[Material for this task]

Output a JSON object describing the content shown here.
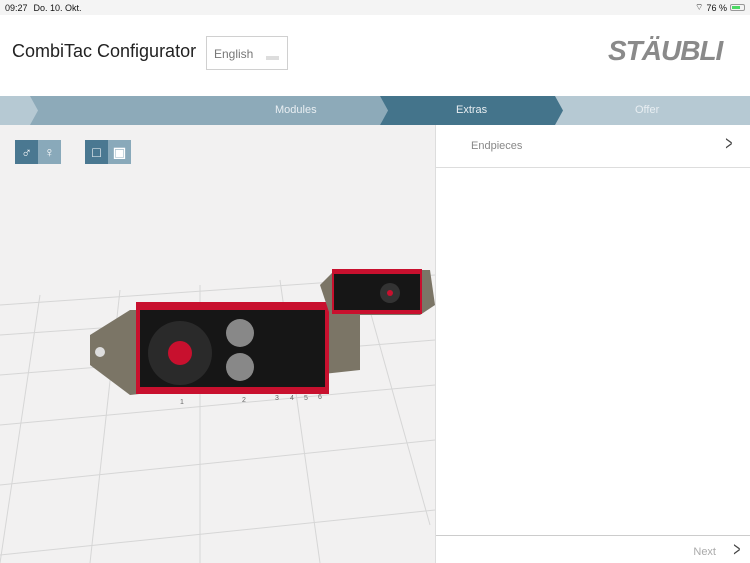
{
  "status": {
    "time": "09:27",
    "date": "Do. 10. Okt.",
    "battery": "76 %",
    "battery_level": 0.76
  },
  "header": {
    "title": "CombiTac Configurator",
    "language": "English",
    "logo": "STÄUBLI"
  },
  "steps": [
    {
      "label": "Modules",
      "state": "done"
    },
    {
      "label": "Extras",
      "state": "active"
    },
    {
      "label": "Offer",
      "state": "pending"
    }
  ],
  "viewer": {
    "gender_toggle": [
      "male-icon",
      "female-icon"
    ],
    "view_toggle": [
      "single-view-icon",
      "split-view-icon"
    ],
    "module_labels": [
      "1",
      "2",
      "3",
      "4",
      "5",
      "6"
    ]
  },
  "panel": {
    "items": [
      {
        "label": "Endpieces"
      }
    ],
    "next_label": "Next"
  },
  "colors": {
    "active_step": "#44748b",
    "done_step": "#8daab9",
    "pending_step": "#b6c9d3",
    "accent_red": "#c8102e"
  }
}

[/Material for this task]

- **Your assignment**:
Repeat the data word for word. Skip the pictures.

- **Answer to the exercise**:
Output a JSON object describing the content shown here.
{
  "status": {
    "time": "09:27",
    "date": "Do. 10. Okt.",
    "battery": "76 %",
    "battery_level": 0.76
  },
  "header": {
    "title": "CombiTac Configurator",
    "language": "English",
    "logo": "STÄUBLI"
  },
  "steps": [
    {
      "label": "Modules",
      "state": "done"
    },
    {
      "label": "Extras",
      "state": "active"
    },
    {
      "label": "Offer",
      "state": "pending"
    }
  ],
  "viewer": {
    "gender_toggle": [
      "male-icon",
      "female-icon"
    ],
    "view_toggle": [
      "single-view-icon",
      "split-view-icon"
    ],
    "module_labels": [
      "1",
      "2",
      "3",
      "4",
      "5",
      "6"
    ]
  },
  "panel": {
    "items": [
      {
        "label": "Endpieces"
      }
    ],
    "next_label": "Next"
  },
  "colors": {
    "active_step": "#44748b",
    "done_step": "#8daab9",
    "pending_step": "#b6c9d3",
    "accent_red": "#c8102e"
  }
}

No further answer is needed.